Yes, motion and change seem to be popular topics around here. In terms of our friend Diodorus, he correctly noted that any discussion of change involves a model that we have reached by reason. We may perceive a thing over here at one time, and then perceive it over there at another time, but how we relate them is more complicated. Even that statement hides complexity! At the latter perceptive moment we are relying on a memory of the former! At any rate, we must consider how to relate things. We must even consider how to delineate and categorise those things. Connecting the dots is not as easy as it seems. Do not rush to say that one denies motion, as though you had dominion over that word.

In fact, Diodorus brought forth an alternative to the typical ways we define a term. Lesser philosophers just cry about whether a term has an inherent meaning, or whether a term is defined by agreement. Diodorus inserted a third challenger - the term is defined by the intent of the speaker. There is so much more to say about this great soul; given that his works seem lost, absent some great revelation via the scrolls of Herculaneum, are we damned? It is said, "With this character's death, the thread of prophecy is severed." Are we in a benighted era?

If we go over the testimonia and fragments, you'll see that he was a very Zeno-like figure. He came up with many tricky scenarios, thereby revealing that his opponents' models of reality were all ridiculous. As will be revealed in this room, we can say there is motion, but things are not moving. If you have spoken to others in this temple, perhaps you already see the truth of this. Recall Zeno's arrow, at which point is it "in motion"? Motion may have occurred, but it was never standing in its own right or otherwise experienced. The reality is that the term "in motion" only makes sense when the chronology is take as a whole, beautiful and complete. For at any given moment the thing is in its place, and it is not at the place it is supposedly going to - the fact that it is "going to" somewhere only makes sense when our scope is broadened, and our ontology expanded.

For, as is said, take a ball and throw it on a roof. When does the ball touch roof? If it is in the air, it has not touched the roof. If it is on the roof, it has already in contact. There is no midpoint where it is in some sort of special flux between flying and resting, just like there is no point where a wall collapses - it is either standing or rubble. I sense your soul rebels at these facts, but they are significant.

Let me try to put you back on track. You will die, yes? But if so, you will die either when you are living or when you are dead. Surely it doesn't happen when you are alive, for then you are alive and not dead! Yet, surely it does not happen when you are dead, for at that point to die would bring about a second death. Maybe this a riff on the Sorites paradox, but it remains that each particular moment you would identify is complete and lacks internal motion. Instead, we broaden our scope, whereupon we realise motion is something that has occurred. It is only appreciated by those who appreciate the Whole.

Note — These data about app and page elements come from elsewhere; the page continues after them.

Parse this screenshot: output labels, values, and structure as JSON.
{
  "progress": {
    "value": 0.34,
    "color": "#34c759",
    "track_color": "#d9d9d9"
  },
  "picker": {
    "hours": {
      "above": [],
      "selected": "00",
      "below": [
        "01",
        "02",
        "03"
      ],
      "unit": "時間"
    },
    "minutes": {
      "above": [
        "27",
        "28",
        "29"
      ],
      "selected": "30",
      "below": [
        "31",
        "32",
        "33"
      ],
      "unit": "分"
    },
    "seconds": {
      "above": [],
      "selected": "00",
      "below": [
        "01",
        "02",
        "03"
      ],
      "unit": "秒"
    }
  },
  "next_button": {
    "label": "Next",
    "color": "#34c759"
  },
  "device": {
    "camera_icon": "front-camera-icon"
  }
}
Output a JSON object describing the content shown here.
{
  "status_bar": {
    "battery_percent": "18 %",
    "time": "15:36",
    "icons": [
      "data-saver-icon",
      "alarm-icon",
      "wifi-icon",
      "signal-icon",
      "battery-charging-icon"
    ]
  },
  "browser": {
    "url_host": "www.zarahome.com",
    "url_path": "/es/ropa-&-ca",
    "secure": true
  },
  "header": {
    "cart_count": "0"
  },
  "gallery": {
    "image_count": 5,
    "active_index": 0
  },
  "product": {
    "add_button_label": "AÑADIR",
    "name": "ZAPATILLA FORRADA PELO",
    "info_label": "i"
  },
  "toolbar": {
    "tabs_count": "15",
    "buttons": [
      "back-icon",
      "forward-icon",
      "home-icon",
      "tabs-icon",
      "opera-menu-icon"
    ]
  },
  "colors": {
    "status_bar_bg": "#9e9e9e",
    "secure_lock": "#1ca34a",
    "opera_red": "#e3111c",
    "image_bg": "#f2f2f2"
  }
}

There is so much left unsaid here today, I must work on my exhibit further. Consider that Helen has three husbands. Ask when a wall is falling. Tell me how a thing can come to be and then perish. Listen - on this last point - tell me. This thing exists, it is here at this point in time and space. It cannot come to be, for at the point prior to its existence it is not and therefore is not coming from there. And wherever you would have it perish, yet it remains in that moment where you originally pointed at it. It will not even budge an inch! For how can you tell me it is where it is not?

The man scoffs and sighs to himself, then smiles at you.

At any rate, Zeno took a particular approach, and Diodorus significantly expands his repertoire in significant ways. I have only scratched the surface with what I have said today. All would do well to further explore the issues raised by Zeno and Diodorus. They are eristics, striking down those who rebel against the Philosopher Kings, Parmenides and Melissos. By their grace we do not succumb to incoherence and we need not fear those who would obstruct our path to the truth.

With that, the man appears lost in thought. Eventually he perks up and suggests that you either head to the general exhibit on change, or retire to the guesthouse. You decide to...

Choices:

  1. Thank the professor for his time and move on to the general exhibits...
  2. Wish the professor goodbye then head off to the guesthouse...